● YOUR OBJECTIVE: An exact copy of each line below is needed, with no images in it.
------------------------------------------------
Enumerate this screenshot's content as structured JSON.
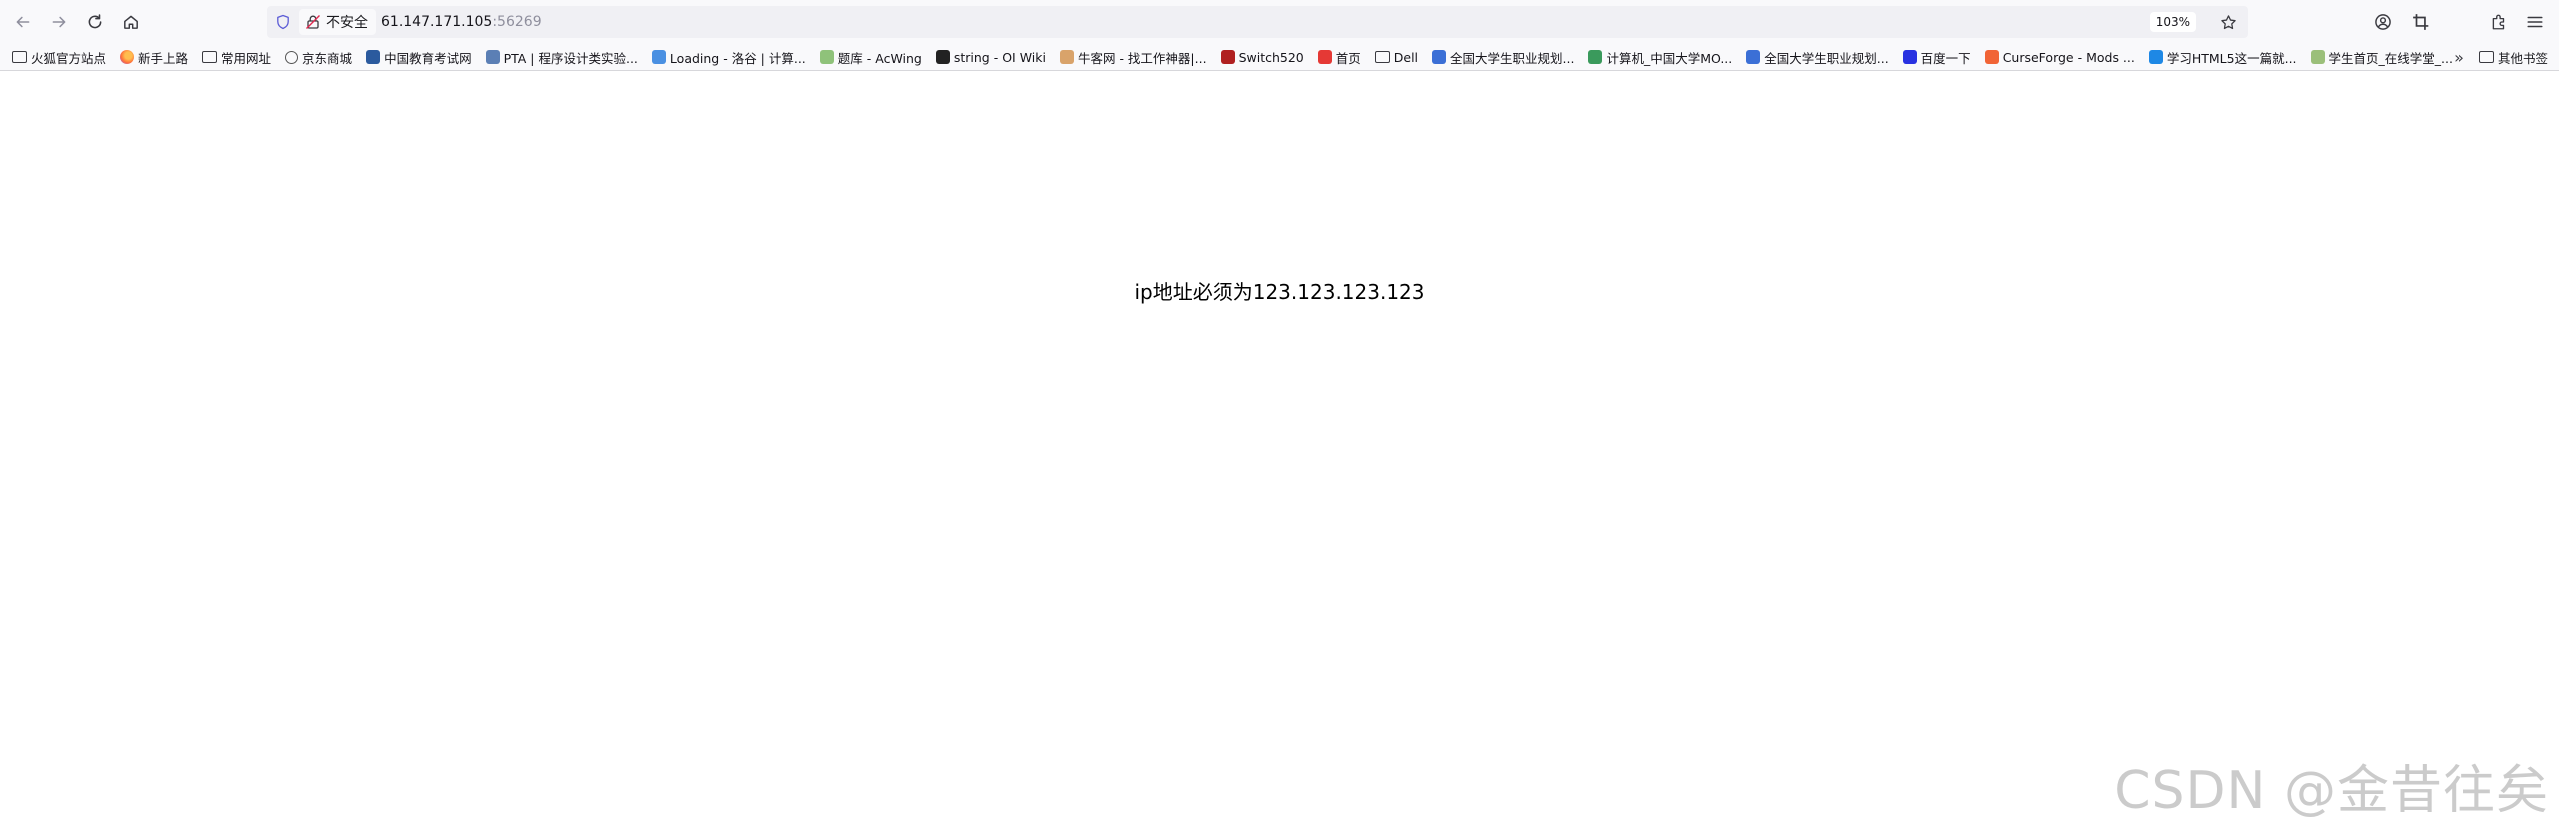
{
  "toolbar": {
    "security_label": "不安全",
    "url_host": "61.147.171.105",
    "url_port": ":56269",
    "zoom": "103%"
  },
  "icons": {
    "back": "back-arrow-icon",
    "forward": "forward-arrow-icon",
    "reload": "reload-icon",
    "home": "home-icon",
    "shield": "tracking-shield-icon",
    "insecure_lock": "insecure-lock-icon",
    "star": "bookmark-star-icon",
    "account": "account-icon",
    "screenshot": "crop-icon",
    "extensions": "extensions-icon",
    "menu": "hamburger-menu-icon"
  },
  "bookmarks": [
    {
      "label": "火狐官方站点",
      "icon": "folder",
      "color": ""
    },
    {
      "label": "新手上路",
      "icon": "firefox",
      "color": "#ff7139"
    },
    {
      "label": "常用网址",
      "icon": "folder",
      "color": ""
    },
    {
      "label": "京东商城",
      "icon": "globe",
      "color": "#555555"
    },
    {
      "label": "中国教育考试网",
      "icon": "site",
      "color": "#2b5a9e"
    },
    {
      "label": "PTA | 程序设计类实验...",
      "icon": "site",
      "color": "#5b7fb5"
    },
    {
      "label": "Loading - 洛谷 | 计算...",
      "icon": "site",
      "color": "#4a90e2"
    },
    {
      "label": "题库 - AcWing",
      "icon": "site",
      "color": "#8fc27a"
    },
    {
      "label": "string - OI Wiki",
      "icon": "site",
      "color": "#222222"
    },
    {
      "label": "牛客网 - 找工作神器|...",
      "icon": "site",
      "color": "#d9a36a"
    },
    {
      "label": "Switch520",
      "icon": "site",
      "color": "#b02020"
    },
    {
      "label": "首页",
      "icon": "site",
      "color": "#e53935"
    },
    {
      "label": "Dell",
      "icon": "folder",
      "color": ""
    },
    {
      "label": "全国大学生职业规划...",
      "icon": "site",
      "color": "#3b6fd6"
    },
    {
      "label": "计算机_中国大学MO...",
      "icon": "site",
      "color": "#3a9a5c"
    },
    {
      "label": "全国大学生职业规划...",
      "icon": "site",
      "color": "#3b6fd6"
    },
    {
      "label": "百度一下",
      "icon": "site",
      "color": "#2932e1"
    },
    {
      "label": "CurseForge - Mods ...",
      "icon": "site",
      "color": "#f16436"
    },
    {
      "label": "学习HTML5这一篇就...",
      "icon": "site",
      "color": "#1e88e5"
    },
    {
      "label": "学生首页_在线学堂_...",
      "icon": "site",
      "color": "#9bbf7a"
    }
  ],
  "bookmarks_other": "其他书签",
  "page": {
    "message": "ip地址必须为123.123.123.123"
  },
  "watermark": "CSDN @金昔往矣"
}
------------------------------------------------
● RESPONSE BOX:
Enumerate this screenshot's content as structured JSON.
{
  "toolbar": {
    "security_label": "不安全",
    "url_host": "61.147.171.105",
    "url_port": ":56269",
    "zoom": "103%"
  },
  "icons": {
    "back": "back-arrow-icon",
    "forward": "forward-arrow-icon",
    "reload": "reload-icon",
    "home": "home-icon",
    "shield": "tracking-shield-icon",
    "insecure_lock": "insecure-lock-icon",
    "star": "bookmark-star-icon",
    "account": "account-icon",
    "screenshot": "crop-icon",
    "extensions": "extensions-icon",
    "menu": "hamburger-menu-icon"
  },
  "bookmarks": [
    {
      "label": "火狐官方站点",
      "icon": "folder",
      "color": ""
    },
    {
      "label": "新手上路",
      "icon": "firefox",
      "color": "#ff7139"
    },
    {
      "label": "常用网址",
      "icon": "folder",
      "color": ""
    },
    {
      "label": "京东商城",
      "icon": "globe",
      "color": "#555555"
    },
    {
      "label": "中国教育考试网",
      "icon": "site",
      "color": "#2b5a9e"
    },
    {
      "label": "PTA | 程序设计类实验...",
      "icon": "site",
      "color": "#5b7fb5"
    },
    {
      "label": "Loading - 洛谷 | 计算...",
      "icon": "site",
      "color": "#4a90e2"
    },
    {
      "label": "题库 - AcWing",
      "icon": "site",
      "color": "#8fc27a"
    },
    {
      "label": "string - OI Wiki",
      "icon": "site",
      "color": "#222222"
    },
    {
      "label": "牛客网 - 找工作神器|...",
      "icon": "site",
      "color": "#d9a36a"
    },
    {
      "label": "Switch520",
      "icon": "site",
      "color": "#b02020"
    },
    {
      "label": "首页",
      "icon": "site",
      "color": "#e53935"
    },
    {
      "label": "Dell",
      "icon": "folder",
      "color": ""
    },
    {
      "label": "全国大学生职业规划...",
      "icon": "site",
      "color": "#3b6fd6"
    },
    {
      "label": "计算机_中国大学MO...",
      "icon": "site",
      "color": "#3a9a5c"
    },
    {
      "label": "全国大学生职业规划...",
      "icon": "site",
      "color": "#3b6fd6"
    },
    {
      "label": "百度一下",
      "icon": "site",
      "color": "#2932e1"
    },
    {
      "label": "CurseForge - Mods ...",
      "icon": "site",
      "color": "#f16436"
    },
    {
      "label": "学习HTML5这一篇就...",
      "icon": "site",
      "color": "#1e88e5"
    },
    {
      "label": "学生首页_在线学堂_...",
      "icon": "site",
      "color": "#9bbf7a"
    }
  ],
  "bookmarks_other": "其他书签",
  "page": {
    "message": "ip地址必须为123.123.123.123"
  },
  "watermark": "CSDN @金昔往矣"
}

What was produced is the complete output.